The minister gave them another sense of reality. He pointed out that if their love were truly that strong, each would want to promise the other publicly, before the whole community, that they would never leave, that they would never give up that relationship.

Loving people is giving them a commitment that they willingly receive. If they are unable or unwilling to receive it, then that commitment, is not real love because it is incomplete. The sentiment might be beneficent and gracious, but it is not love because love never fails. 1 Corinthians 13 does not say that Love:

  • never forbids.
  • never causes disappointment.
  • approves you just as you are.
  • never requires anything of you.
  • gives you everything you want.
  • makes you happy all the time.
  • makes you the most likeable person around.
  • is a cure for bad moods.
  • makes the truth what you want it to be.
  • keeps you from making mistakes.

Whether we talk in terms of “tough love” or “unconditional love,” we are not talking about different kinds of love, but about differing aspects of the same characteristic of godly behavior. Love is many things, but above all, it is a behavior that varies with need. Loving behavior can range from warm acceptance and approval to firm insistence that the beloved consider the consequences of who they have become, what they are doing, and where they are headed. After all, if we know that a friend has come to the point of rejecting the gospel and denying Christ and is headed for the consequences of a Christless eternity, not to tell him or her the good news of Jesus as savior is to let that individual down.

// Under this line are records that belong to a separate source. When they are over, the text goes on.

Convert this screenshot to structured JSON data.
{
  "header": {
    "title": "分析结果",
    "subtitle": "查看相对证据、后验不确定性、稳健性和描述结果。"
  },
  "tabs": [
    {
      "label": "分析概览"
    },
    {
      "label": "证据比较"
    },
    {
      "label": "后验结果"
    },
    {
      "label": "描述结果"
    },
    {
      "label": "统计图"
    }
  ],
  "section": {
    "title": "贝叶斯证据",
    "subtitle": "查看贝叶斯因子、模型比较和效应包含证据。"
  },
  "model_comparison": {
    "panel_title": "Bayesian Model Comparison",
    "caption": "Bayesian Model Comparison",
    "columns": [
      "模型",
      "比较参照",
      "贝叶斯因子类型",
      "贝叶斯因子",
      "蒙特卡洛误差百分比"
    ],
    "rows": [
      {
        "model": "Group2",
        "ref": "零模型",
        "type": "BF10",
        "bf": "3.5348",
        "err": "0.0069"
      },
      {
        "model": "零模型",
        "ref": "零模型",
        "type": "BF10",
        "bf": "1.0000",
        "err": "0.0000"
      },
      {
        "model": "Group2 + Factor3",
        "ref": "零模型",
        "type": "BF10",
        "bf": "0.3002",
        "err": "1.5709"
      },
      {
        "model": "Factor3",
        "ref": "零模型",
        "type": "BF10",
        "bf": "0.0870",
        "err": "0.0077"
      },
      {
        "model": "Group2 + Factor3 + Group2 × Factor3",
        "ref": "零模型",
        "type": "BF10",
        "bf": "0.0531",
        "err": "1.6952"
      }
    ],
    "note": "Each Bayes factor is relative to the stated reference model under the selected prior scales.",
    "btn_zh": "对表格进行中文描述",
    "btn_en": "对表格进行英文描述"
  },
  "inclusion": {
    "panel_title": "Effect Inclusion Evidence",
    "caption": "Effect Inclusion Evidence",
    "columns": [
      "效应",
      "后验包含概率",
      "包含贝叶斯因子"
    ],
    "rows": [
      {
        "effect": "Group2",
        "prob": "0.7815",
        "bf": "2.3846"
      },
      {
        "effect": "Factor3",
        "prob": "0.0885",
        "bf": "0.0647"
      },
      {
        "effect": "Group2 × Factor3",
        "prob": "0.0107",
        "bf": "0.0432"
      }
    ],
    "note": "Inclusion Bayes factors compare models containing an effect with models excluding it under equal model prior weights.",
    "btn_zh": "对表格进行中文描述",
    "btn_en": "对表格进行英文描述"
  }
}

Godly love makes us sometimes hard and other times soft. The texture of our behavior ought to change according to what is appropriate—and knowing what is appropriate is one of the characteristics of God’s love.